Saturday, November 21, 2009

It's All Downhill With Heli-hiking

View from Table Mountain, Cape Town

Last week there was an article in my local newspaper about a particular branch of glamping called heli-hiking. This involves taking a helicopter up to some scenic outlook, and then making your way back to civilization with a guided hike. If you have to ask how much it costs, you probably can't afford it!

My first reaction to this was to label it "cheating". After all, those who slog their way up the hill to the scenic outlook have earned the view - those who flew up in a helicopter have not!

On the other hand, there are lots of places around the world where people take a cable car or some other mode of transportation up a hill and then wander their way back down. The only difference with heli-hiking is that the location may be more remote or challenging.

Admittedly, I used a similar "cheat" in Cape Town, although the other way around. After slogging our way up the steep, rocky path to the top of Table Mountain, we took the Cable Car back down to the bottom to save our knees (and some time.)

Cable Car on Table Mountain

In the end, everyone has their own limits, and their own idea of how much effort is enjoyable and how much is just suffering for the sake of suffering. The only time I would rail against the heli-hikers is if they start using areas that are popular with regular hikers, and ruin the atmosphere with their noisy flights.

Anyone out there been on a heli-hike? I'd be curious to hear what you thought of it. Leave a comment.


Anonymous said...

A group of us went heli-hiking to the Canadain Rockies, actually the Purcell Mountains of British Columbia. We stayed in Banff the night before then travelled through two national parks to the helicopter staging area in a little village probably on very few maps. The helicopter picked us up and took us to this remote casually luxurious mountain lodge. Only 40 of us with over 1000 sq km of mountains and more mountains. Each day the guides divided us up to small groups (usually 6 to 8 people) based on our interests and abilities. One small group of 4 were in their 80's. They went to places they never believed they would see again. It was so insipiring to watch the joy and sparkle in their eyes and faces while being in such wild places. Then there was a family of 18. Grandma picked up the tab. It was if they were all at summer camp, pond swimming, basketball, bocci, ropes course, all after a full day spent exploring in these mountains. Their laughter at dinner drew everyone in to their fold of memory making. We were four girlfriends, celebrating 50!! We had all met working at a ski hill...too many years ago to tell anyone. We spent a day zooming across zip lines in the river valley. The next day on a via ferrata (the first in North America. The mountain guides had gone to Europe to learn from the masters)where we pushed our limits and bonded our friendship more than ever. Then we went for a glacier exploration. It felt like we were in the middle of somewhere no one had ever been before. Our three days felt like we had escaped the day to day for weeks. If you love nature, mountains, places few have ever heard of, you have to go here! Check out

JDS said...

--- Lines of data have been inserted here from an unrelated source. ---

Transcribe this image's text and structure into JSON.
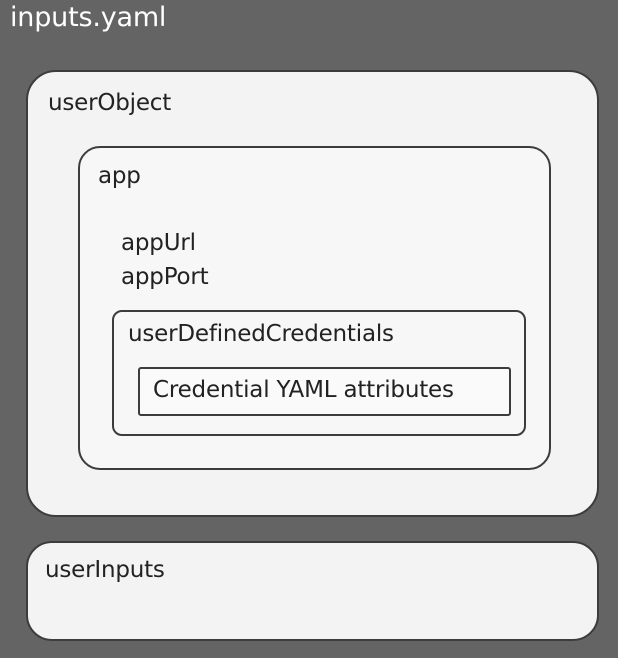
{
  "diagram": {
    "title": "inputs.yaml",
    "user_object": {
      "label": "userObject",
      "app": {
        "label": "app",
        "fields": [
          "appUrl",
          "appPort"
        ],
        "user_defined_credentials": {
          "label": "userDefinedCredentials",
          "attributes_label": "Credential YAML attributes"
        }
      }
    },
    "user_inputs": {
      "label": "userInputs"
    },
    "colors": {
      "background": "#646464",
      "box_fill": "#f3f3f3",
      "box_border": "#3c3c3c",
      "text": "#222222",
      "title_text": "#ffffff"
    }
  }
}
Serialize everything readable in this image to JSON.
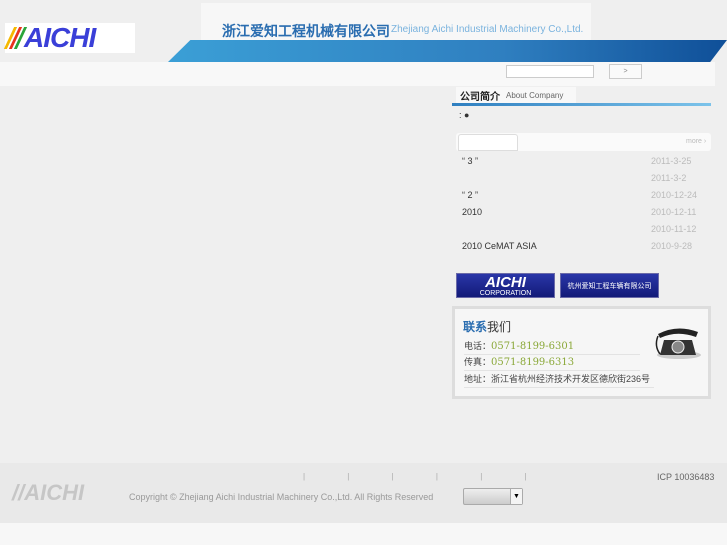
{
  "header": {
    "logo_text": "AICHI",
    "title_cn": "浙江爱知工程机械有限公司",
    "title_en": "Zhejiang Aichi Industrial Machinery Co.,Ltd.",
    "search_button": ">",
    "search_value": ""
  },
  "about": {
    "title_cn": "公司简介",
    "title_en": "About Company",
    "intro": ": ●"
  },
  "news": {
    "more": "more ›",
    "items": [
      {
        "title": "“ 3 ”",
        "date": "2011-3-25"
      },
      {
        "title": "",
        "date": "2011-3-2"
      },
      {
        "title": "“ 2 ”",
        "date": "2010-12-24"
      },
      {
        "title": "2010",
        "date": "2010-12-11"
      },
      {
        "title": "",
        "date": "2010-11-12"
      },
      {
        "title": "2010 CeMAT ASIA",
        "date": "2010-9-28"
      }
    ]
  },
  "banners": {
    "aichi_logo": "AICHI",
    "aichi_sub": "CORPORATION",
    "hangzhou": "杭州爱知工程车辆有限公司"
  },
  "contact": {
    "title_a": "联系",
    "title_b": "我们",
    "phone_label": "电话：",
    "phone": "0571-8199-6301",
    "fax_label": "传真：",
    "fax": "0571-8199-6313",
    "address": "地址：浙江省杭州经济技术开发区德欣街236号"
  },
  "footer": {
    "logo": "AICHI",
    "separators": "| | | | | |",
    "copyright": "Copyright © Zhejiang Aichi Industrial Machinery Co.,Ltd. All Rights Reserved",
    "icp": "ICP 10036483",
    "select_arrow": "▼"
  }
}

I agree all the way around. I love hiking and wouldn't want to encounter helicopters every time I'm out in the woods, but let's face it, those encounters are never going to be commonplace. If people are enjoying traveling and seeing the world, and helping the local economy by doing so, who cares how they get to where they're going? Those who take time out of their lives to admonish heli-hikers are nothing more than outdoor elitists...and just elitists from all other walks of life, they try to affirm themselves by excluding people who do things differently than them.

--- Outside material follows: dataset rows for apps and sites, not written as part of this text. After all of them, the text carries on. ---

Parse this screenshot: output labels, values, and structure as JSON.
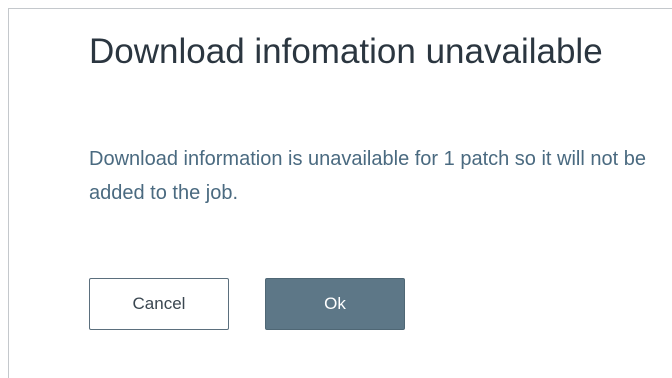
{
  "dialog": {
    "title": "Download infomation unavailable",
    "message": "Download information is unavailable for 1 patch so it will not be added to the job.",
    "cancel_label": "Cancel",
    "ok_label": "Ok"
  },
  "colors": {
    "title_text": "#2b3640",
    "message_text": "#4a6a80",
    "ok_button_bg": "#5d7787",
    "border": "#c4c8cc"
  }
}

Mike said...

Helicopters are great in a lot of circumstances. I know New Zealand's certainly had issues with them becoming a little too invasive in some places, though. If you're going somewhere to get away from that kind of thing, I guess it can be irritating and that's why there are designated "wilderness areas" here within parts of the conservation estate. In such cases there are specific emergency-only rules about aircraft, among other things. These guys ran into that problem in early 2008, and I think might have embarrassed themselves a bit whether they acknowledge it or not.